* _Work to complete_
Retyping each entry exactly is the whole task.

* _Input records_
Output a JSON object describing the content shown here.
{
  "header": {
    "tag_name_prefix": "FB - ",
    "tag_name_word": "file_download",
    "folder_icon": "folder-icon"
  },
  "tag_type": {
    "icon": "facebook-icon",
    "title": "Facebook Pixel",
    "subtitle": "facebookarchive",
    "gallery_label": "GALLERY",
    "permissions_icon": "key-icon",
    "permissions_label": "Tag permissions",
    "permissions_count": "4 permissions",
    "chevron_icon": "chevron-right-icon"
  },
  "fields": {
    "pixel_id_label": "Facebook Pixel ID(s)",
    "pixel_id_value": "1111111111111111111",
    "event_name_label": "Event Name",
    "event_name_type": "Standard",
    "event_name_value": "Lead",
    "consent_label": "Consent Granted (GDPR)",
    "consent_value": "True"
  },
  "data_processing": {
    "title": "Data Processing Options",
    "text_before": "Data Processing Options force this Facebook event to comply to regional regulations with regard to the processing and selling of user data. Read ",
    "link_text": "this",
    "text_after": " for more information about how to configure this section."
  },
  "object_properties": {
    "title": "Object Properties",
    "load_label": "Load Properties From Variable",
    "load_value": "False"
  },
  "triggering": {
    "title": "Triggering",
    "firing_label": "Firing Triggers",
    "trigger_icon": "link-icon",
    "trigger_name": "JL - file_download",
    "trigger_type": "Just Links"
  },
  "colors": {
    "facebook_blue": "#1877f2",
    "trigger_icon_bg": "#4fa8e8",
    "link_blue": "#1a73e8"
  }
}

* _Output for this exercise_
Output a JSON object describing the content shown here.
{
  "header": {
    "tag_name_prefix": "FB - ",
    "tag_name_word": "file_download",
    "folder_icon": "folder-icon"
  },
  "tag_type": {
    "icon": "facebook-icon",
    "title": "Facebook Pixel",
    "subtitle": "facebookarchive",
    "gallery_label": "GALLERY",
    "permissions_icon": "key-icon",
    "permissions_label": "Tag permissions",
    "permissions_count": "4 permissions",
    "chevron_icon": "chevron-right-icon"
  },
  "fields": {
    "pixel_id_label": "Facebook Pixel ID(s)",
    "pixel_id_value": "1111111111111111111",
    "event_name_label": "Event Name",
    "event_name_type": "Standard",
    "event_name_value": "Lead",
    "consent_label": "Consent Granted (GDPR)",
    "consent_value": "True"
  },
  "data_processing": {
    "title": "Data Processing Options",
    "text_before": "Data Processing Options force this Facebook event to comply to regional regulations with regard to the processing and selling of user data. Read ",
    "link_text": "this",
    "text_after": " for more information about how to configure this section."
  },
  "object_properties": {
    "title": "Object Properties",
    "load_label": "Load Properties From Variable",
    "load_value": "False"
  },
  "triggering": {
    "title": "Triggering",
    "firing_label": "Firing Triggers",
    "trigger_icon": "link-icon",
    "trigger_name": "JL - file_download",
    "trigger_type": "Just Links"
  },
  "colors": {
    "facebook_blue": "#1877f2",
    "trigger_icon_bg": "#4fa8e8",
    "link_blue": "#1a73e8"
  }
}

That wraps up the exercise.